/ MEDIA STATEMENT / This content is not written by Creamer Media, but is a supplied media statement.
The South African National Energy Development Institute (SANEDI) is one of ten global teams awarded a $100 000 grant by the Million Cool Roofs Challenge to deploy solar reflective coating and/or materials between August 2019 and December 2020.
The 1 Million Cool Roofs Challenge is a $2 million global competition to rapidly scale up the deployment of highly solar-reflective ‘cool’ roofs in developing countries suffering heat stress and lacking widespread access to cooling services.
Following the grant awards, $1 million will be awarded in 2021 to the team that has demonstrated the best sustainable and transferable model for rapid deployment of cool roofs and best meets the judging criteria. Materials must also meet minimum performance standards and be applied to roofs of buildings regularly occupied by people.
“Reflective roof surfaces not only have an impact on individual buildings, but deploying them across a whole community can have a net effect on reducing local ambient temperatures. Furthermore, the deployment of reflective materials creates sustainable job and skills opportunities for low skilled workers in both rural and urban contexts,” quotes Denise Lundall, Project Officer Energy Efficiency Cool Surfaces and Communications at SANEDI.
“The uptake and promotion of cool surfaces has been much more vigorous in developed countries than in developing ones,” she continues. “The extraordinarily large cash prizes for the challenge is a strong indication of the conviction the organisers have in cool surfaces to address environmental concerns. The South African government’s championing of cool surfaces technology is competing with other national concerns, limiting the budget investment. This cash prize will allow for substantial progress.”

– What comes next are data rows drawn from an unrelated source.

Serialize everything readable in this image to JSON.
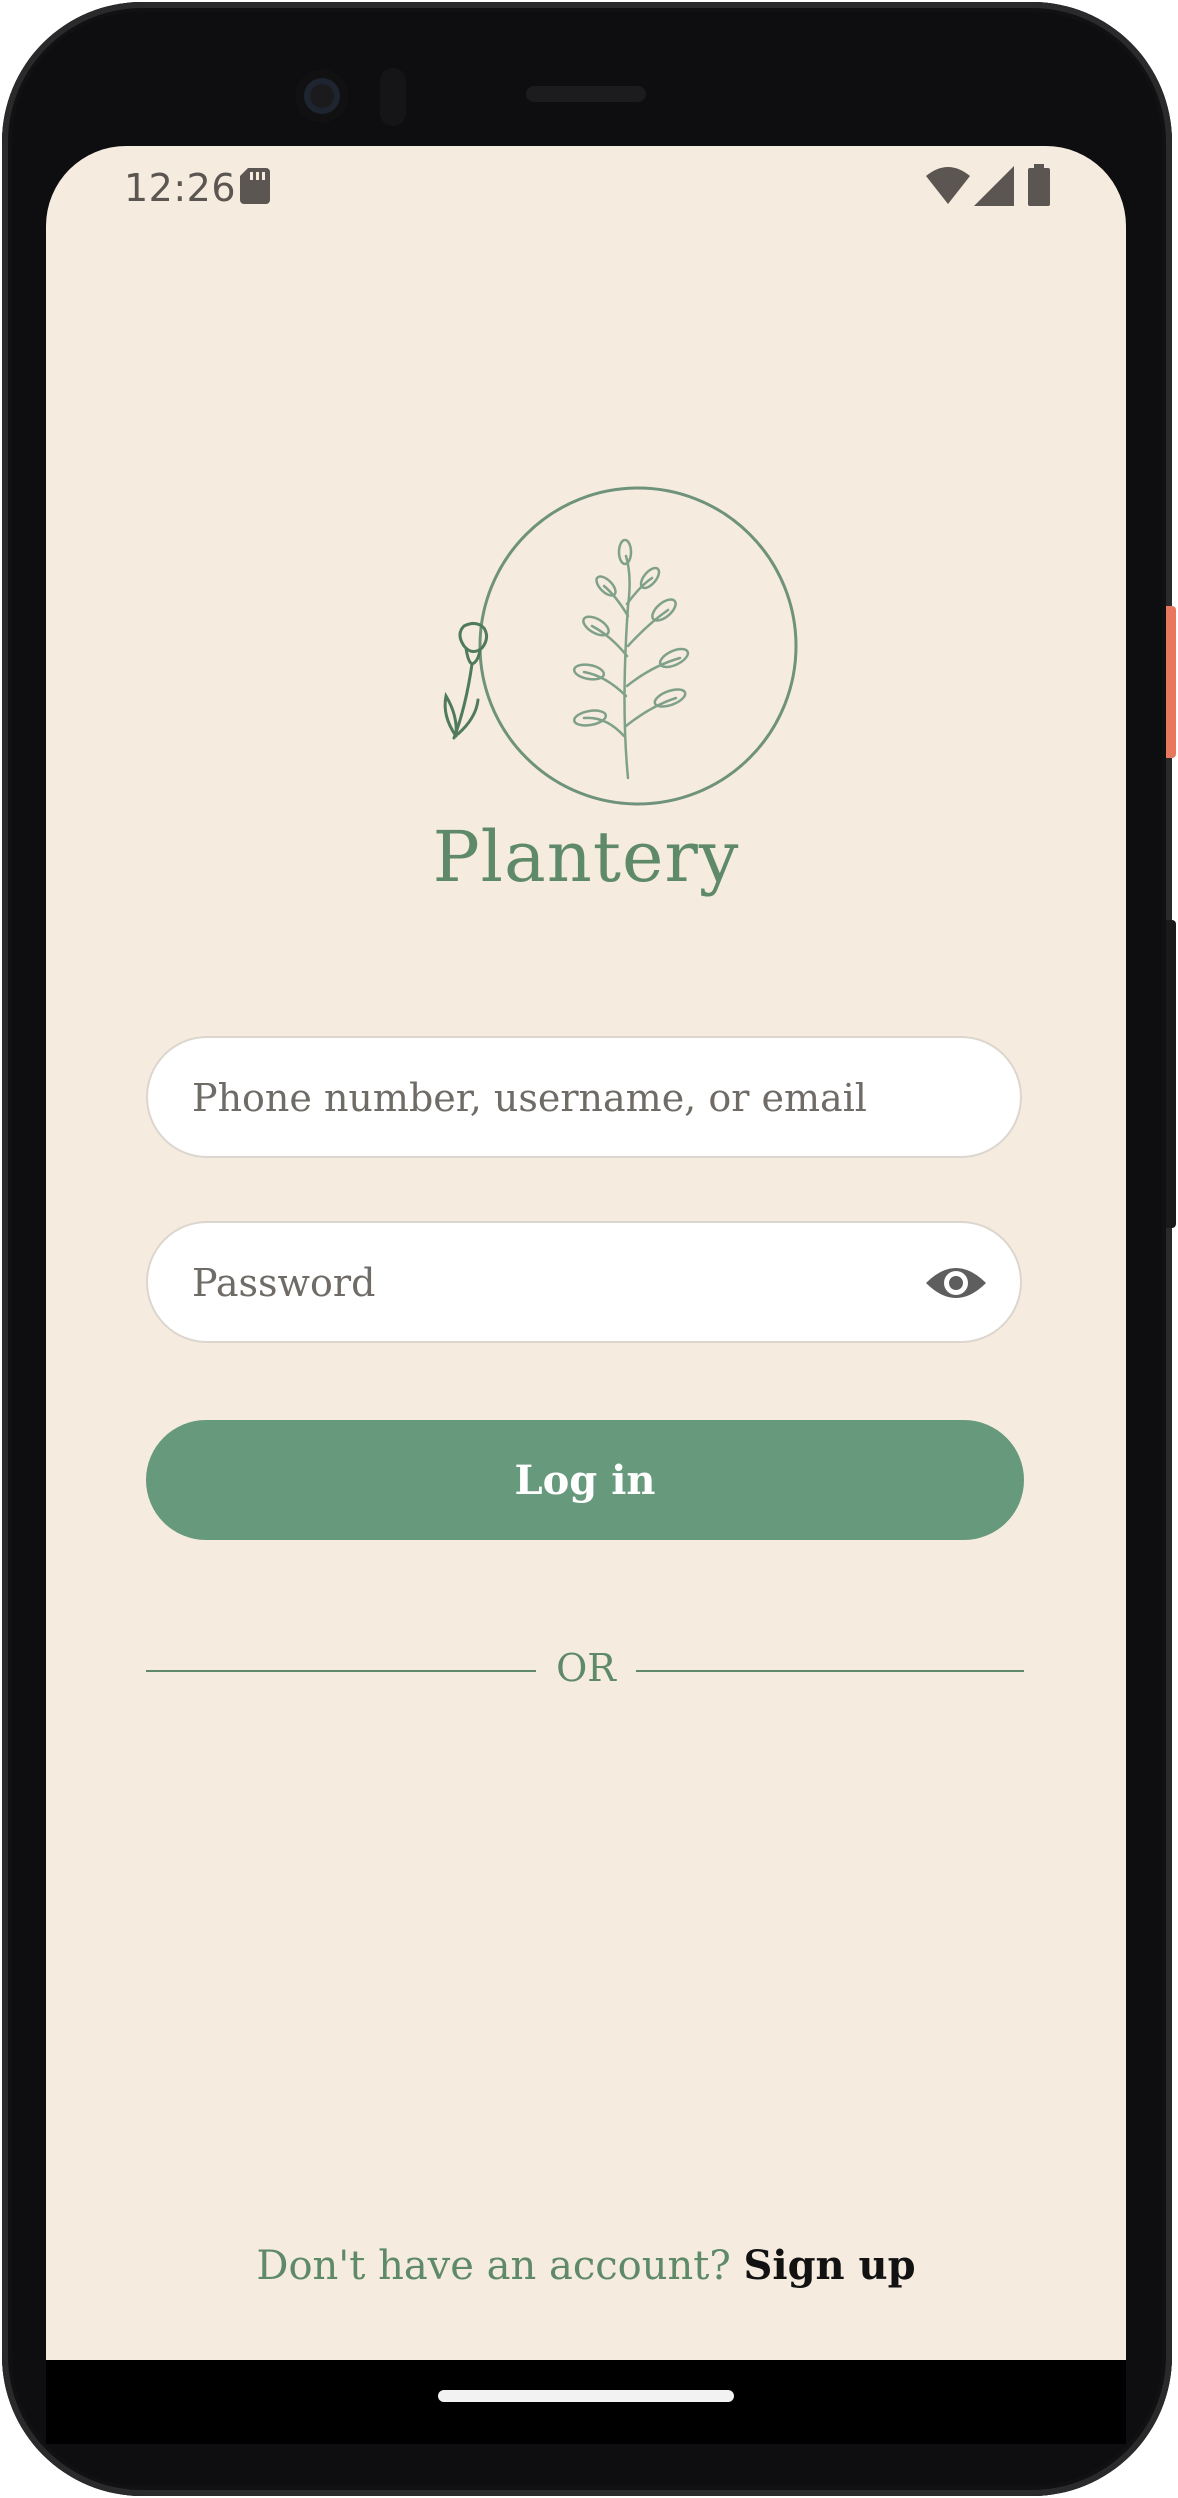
{
  "status_bar": {
    "time": "12:26",
    "icons": [
      "sd-card-icon",
      "wifi-icon",
      "cell-signal-icon",
      "battery-icon"
    ]
  },
  "app": {
    "name": "Plantery",
    "logo": "plant-circle-logo"
  },
  "login_form": {
    "username_placeholder": "Phone number, username, or email",
    "username_value": "",
    "password_placeholder": "Password",
    "password_value": "",
    "password_toggle_icon": "eye-icon",
    "login_label": "Log in",
    "divider_label": "OR"
  },
  "footer": {
    "prompt": "Don't have an account?",
    "signup_label": "Sign up"
  },
  "colors": {
    "background": "#f6ebdf",
    "accent": "#5f8a6a",
    "button": "#679a7c"
  }
}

Cooling 5000+ people
“Cool Roofs is an inexpensive, effective, passive energy, low tech cooling intervention, which allows less heat into the building, making non-air conditioned homes, warehouses and other buildings much cooler. Cooler surface temperatures help the roof and the equipment on it last longer.
“Based on the previous project’s census, the completed project should benefit a conservative estimated of 500 total dwellings and 385 extensions and backyard additions. Each dwelling has approximately six occupants per two bed-roomed structure.

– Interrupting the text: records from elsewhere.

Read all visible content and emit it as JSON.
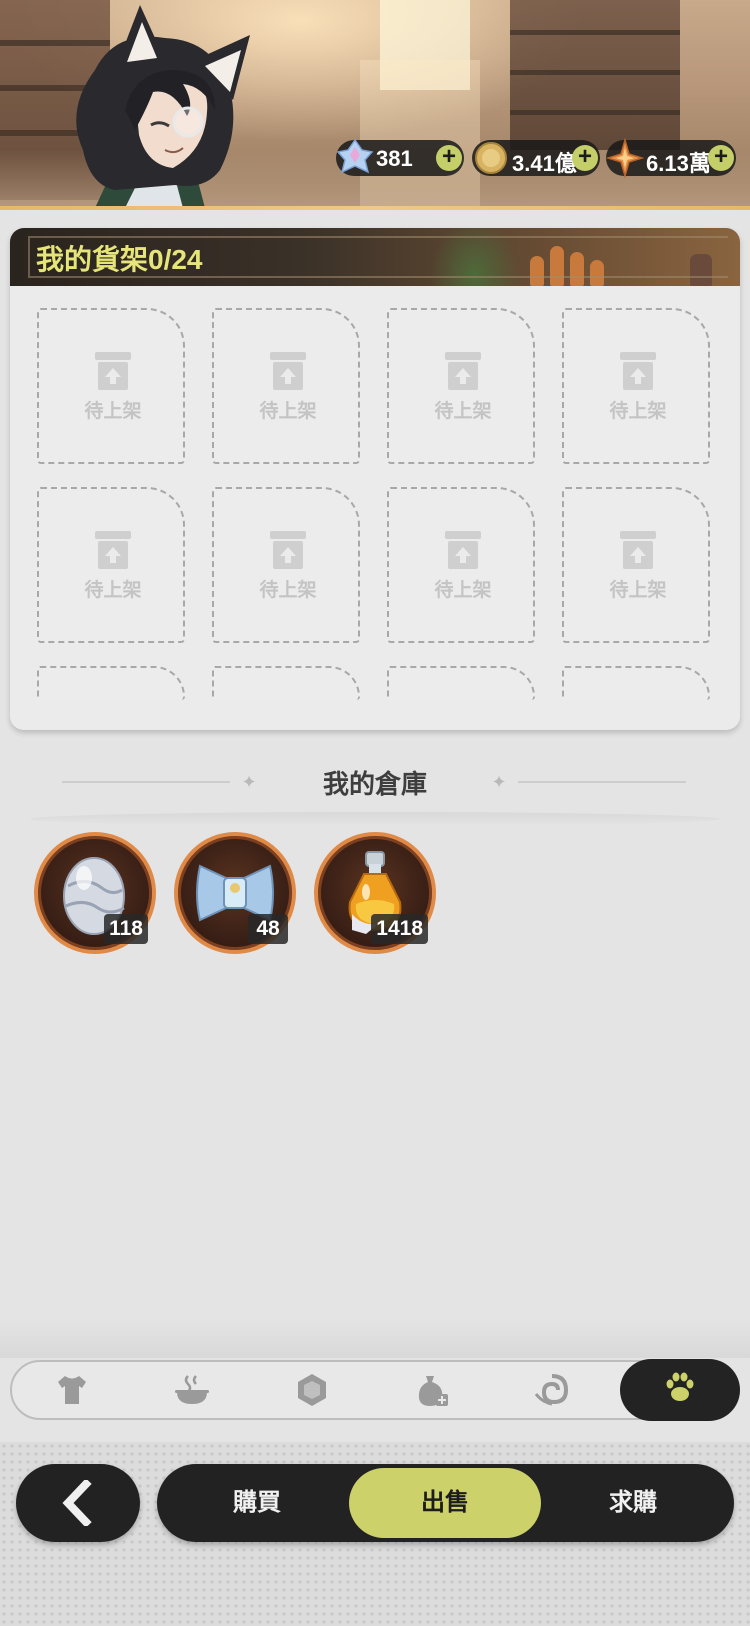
{
  "header": {
    "currencies": [
      {
        "name": "crystal",
        "icon": "crystal-gem-icon",
        "value": "381"
      },
      {
        "name": "gold-coin",
        "icon": "gold-coin-icon",
        "value": "3.41億"
      },
      {
        "name": "star-shard",
        "icon": "star-shard-icon",
        "value": "6.13萬"
      }
    ],
    "plus_label": "+"
  },
  "shelf": {
    "title": "我的貨架0/24",
    "slot_label": "待上架",
    "slots": [
      "待上架",
      "待上架",
      "待上架",
      "待上架",
      "待上架",
      "待上架",
      "待上架",
      "待上架"
    ]
  },
  "warehouse": {
    "title": "我的倉庫",
    "items": [
      {
        "name": "egg",
        "icon": "egg-icon",
        "qty": "118"
      },
      {
        "name": "bandage-scroll",
        "icon": "bandage-icon",
        "qty": "48"
      },
      {
        "name": "potion",
        "icon": "potion-icon",
        "qty": "1418"
      }
    ]
  },
  "categories": [
    {
      "name": "clothing",
      "icon": "shirt-icon",
      "active": false
    },
    {
      "name": "food",
      "icon": "bowl-icon",
      "active": false
    },
    {
      "name": "gem",
      "icon": "hexagon-gem-icon",
      "active": false
    },
    {
      "name": "materials",
      "icon": "sack-icon",
      "active": false
    },
    {
      "name": "misc",
      "icon": "swirl-icon",
      "active": false
    },
    {
      "name": "pets",
      "icon": "paw-icon",
      "active": true
    }
  ],
  "colors": {
    "accent": "#ccd16a",
    "dark": "#222222",
    "item_ring": "#e08a48",
    "shelf_title": "#e6e57a"
  },
  "nav": {
    "back_icon": "chevron-left-icon",
    "modes": [
      {
        "label": "購買",
        "active": false
      },
      {
        "label": "出售",
        "active": true
      },
      {
        "label": "求購",
        "active": false
      }
    ]
  }
}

“We estimate that 2 310 people have previously benefited from residential coated dwellings, which excludes the schools, day care centre and municipal offices also coated. Occupancy there is not fixed (irregular) but the estimate is that ±1 400 people per month have benefitted, including staff, pupils and public visitors to offices. When one adds in the irregular beneficiaries of 1 913, one comes to 5 223 estimated beneficiaries.
Reducing CO2 emissions
“The cooling effects will vary city by city but studies indicate a cooling potential from 2-4 degrees Celsius. The whitening of 100 m2 of grey roofing cancels the warming effect of 10 tons of CO2 emissions (or 0.6 tons per year for the life of the roof). Globally, this cancels 500 medium sized coal power stations’ worth of greenhouse gas emissions.”
“The project will work with local municipality authorities to coat no less than 25 000 m2 of roof area. SANEDI will provide energy efficiency awareness training to the communities for their buy-in. A group of unemployed local residents will be selected, professionally trained and certified, and then employed by the project to apply the specialised coating.
“A professional labour management company shall oversee the application and include a 10-year warranty against labour or product failures through annual inspections. A post-implementation measurement and verification to assess beneficiary satisfaction, technology efficacy and longevity will be conducted. Analysed data will be made available to the public.
“We are immensely proud about being chosen from so many other projects and we will devote our energy to achieving the $1 million award in 2021,” concludes Lundall.